My favorite thing about the white stuff is me being inside by a nice warm fire.

Donna Alward said...

Oh Gina, thank you! That was unexpected and a lovely treat!

All these people without snow! I can't imagine! LOL

Michelle Douglas said...

No snow in my part of the world I'm afraid, Donna. And while I love it for its novelty value (the whole 2 times I've ever seen it), it would be way too bizarre to have a white Christmas. How would we play back yard cricket? And what about surfing at the beach and gobbling watermelon until the juice runs down your chin? (Frozen watermelon juice hanging off one's chin is such a bad look!)

Merry Christmas! I hope you enjoy your snow.

Michelle

Maureen said...

The best thing about snow is that it's a good excuse to stay home and read a good book.

Cheri2628 said...

It rarely snows where I live, maybe once a year. It is a fun novelty, but it can create hassles because we aren't used to it. Schools and businesses close, and traffic snarls. You see, we get a lot of ice along with the snow. Still, I like to see it because it is so pretty.

Michele L. said...

Ok, I guess I am one of the rare people here who are not loving the snow. I live in Northwest Indiana and have had to much it already!
Last night we had a snowstorm mixed with ice. The driving conditions were bad this morning so I wound up going into work late.

Our winter started early this year too. It started right at the beginning of November with a snowfall of 12 inches. It was very pretty!

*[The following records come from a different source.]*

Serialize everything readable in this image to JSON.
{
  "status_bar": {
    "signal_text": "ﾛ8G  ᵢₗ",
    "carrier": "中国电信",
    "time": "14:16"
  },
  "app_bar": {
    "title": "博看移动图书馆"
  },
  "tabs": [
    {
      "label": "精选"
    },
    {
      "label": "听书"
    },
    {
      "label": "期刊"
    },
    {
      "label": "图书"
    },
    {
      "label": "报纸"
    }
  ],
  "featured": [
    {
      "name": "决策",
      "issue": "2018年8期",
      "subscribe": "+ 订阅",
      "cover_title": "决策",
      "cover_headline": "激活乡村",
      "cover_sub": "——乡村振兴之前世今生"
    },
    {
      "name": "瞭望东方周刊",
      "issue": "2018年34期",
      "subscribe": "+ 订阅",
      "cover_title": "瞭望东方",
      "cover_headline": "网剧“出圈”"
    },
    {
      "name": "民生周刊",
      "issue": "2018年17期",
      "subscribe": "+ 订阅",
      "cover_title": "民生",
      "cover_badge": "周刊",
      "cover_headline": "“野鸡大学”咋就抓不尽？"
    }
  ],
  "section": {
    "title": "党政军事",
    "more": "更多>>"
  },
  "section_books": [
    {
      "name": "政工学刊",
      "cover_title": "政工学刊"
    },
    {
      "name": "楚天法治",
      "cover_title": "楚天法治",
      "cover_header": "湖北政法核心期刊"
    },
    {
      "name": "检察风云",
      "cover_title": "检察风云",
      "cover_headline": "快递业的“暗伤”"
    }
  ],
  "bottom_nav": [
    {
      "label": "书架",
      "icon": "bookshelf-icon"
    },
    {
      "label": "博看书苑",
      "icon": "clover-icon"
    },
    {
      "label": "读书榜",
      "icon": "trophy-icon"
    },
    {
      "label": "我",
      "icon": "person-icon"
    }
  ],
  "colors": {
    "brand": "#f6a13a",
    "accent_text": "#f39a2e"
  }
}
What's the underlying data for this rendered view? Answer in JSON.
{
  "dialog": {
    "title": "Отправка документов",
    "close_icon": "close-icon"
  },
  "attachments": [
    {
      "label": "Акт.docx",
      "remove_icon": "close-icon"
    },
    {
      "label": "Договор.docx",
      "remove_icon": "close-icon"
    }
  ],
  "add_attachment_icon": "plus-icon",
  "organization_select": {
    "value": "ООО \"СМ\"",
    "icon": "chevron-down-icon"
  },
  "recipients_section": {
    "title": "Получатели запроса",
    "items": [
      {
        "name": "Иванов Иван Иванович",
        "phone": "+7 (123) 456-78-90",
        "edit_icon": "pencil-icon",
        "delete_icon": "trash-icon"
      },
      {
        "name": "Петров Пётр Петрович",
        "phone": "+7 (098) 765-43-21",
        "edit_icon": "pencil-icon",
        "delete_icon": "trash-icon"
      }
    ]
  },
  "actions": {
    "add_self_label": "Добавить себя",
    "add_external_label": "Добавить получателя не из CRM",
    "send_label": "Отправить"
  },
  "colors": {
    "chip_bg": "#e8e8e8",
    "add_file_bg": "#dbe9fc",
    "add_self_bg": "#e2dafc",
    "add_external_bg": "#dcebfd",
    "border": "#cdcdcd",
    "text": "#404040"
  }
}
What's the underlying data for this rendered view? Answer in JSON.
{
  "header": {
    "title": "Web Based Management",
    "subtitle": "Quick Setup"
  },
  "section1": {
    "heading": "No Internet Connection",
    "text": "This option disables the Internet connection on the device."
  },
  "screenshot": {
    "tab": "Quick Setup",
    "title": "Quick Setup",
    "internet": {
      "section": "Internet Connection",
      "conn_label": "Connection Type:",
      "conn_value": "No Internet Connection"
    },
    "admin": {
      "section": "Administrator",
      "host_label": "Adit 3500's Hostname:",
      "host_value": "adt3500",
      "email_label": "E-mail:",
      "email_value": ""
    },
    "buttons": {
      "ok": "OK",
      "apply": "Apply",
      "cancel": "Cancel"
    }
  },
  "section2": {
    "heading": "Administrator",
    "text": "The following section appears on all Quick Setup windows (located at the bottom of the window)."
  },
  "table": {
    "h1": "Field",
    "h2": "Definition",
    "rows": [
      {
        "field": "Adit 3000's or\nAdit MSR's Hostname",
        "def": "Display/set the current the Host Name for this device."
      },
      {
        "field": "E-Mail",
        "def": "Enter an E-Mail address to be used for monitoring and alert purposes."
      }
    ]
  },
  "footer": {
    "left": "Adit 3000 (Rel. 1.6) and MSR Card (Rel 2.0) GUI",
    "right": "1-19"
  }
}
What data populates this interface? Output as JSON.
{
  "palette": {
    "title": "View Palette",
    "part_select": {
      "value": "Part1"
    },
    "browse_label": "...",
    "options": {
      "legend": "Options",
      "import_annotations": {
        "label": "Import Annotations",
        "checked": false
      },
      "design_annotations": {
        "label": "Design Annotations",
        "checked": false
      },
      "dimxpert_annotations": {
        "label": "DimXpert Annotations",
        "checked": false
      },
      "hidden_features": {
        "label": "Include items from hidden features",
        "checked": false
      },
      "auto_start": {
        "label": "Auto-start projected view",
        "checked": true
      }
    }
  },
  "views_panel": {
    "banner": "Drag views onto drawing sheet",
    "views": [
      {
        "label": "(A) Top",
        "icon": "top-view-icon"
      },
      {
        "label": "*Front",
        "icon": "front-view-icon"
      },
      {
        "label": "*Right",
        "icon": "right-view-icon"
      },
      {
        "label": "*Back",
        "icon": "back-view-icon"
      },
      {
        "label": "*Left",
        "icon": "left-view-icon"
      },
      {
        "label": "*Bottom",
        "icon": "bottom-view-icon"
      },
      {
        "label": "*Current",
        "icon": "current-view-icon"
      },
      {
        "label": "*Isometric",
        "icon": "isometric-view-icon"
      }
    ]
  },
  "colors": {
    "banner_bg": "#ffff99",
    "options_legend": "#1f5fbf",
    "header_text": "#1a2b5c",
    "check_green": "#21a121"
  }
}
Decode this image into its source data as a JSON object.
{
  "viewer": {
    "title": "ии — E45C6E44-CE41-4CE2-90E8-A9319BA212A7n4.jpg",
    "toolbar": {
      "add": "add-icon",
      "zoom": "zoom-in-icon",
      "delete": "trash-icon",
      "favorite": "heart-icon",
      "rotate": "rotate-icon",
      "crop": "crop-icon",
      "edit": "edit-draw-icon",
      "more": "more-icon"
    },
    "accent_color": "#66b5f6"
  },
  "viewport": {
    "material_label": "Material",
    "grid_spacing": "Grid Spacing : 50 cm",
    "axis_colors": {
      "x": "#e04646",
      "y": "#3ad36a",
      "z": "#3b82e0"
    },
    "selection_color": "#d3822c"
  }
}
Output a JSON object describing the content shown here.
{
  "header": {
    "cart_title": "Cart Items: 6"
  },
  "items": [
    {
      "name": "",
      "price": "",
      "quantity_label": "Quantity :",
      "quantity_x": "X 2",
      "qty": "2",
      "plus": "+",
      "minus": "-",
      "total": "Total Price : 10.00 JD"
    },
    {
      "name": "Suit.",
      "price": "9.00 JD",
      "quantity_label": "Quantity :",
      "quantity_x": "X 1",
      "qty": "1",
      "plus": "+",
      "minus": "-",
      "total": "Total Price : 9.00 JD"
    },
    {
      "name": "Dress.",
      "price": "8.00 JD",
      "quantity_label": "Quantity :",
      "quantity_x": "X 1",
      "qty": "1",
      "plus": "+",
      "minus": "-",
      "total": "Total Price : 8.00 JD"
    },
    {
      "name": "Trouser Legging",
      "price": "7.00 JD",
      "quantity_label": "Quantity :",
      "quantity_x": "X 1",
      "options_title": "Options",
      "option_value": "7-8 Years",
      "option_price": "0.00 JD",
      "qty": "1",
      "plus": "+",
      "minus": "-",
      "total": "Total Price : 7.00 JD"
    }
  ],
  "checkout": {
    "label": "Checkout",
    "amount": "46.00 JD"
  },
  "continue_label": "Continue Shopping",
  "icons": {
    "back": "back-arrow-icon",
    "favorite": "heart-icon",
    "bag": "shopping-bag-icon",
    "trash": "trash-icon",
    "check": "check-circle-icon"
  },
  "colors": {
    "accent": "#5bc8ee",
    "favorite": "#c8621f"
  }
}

I will have to say though, it certainly does not feel like Christmas to me when there is no snow. Got to have snow for Christmas! All sparkly and white while we are snuggled up warm in the house with family, celebrating Christmas! That is the real magic of Christmas!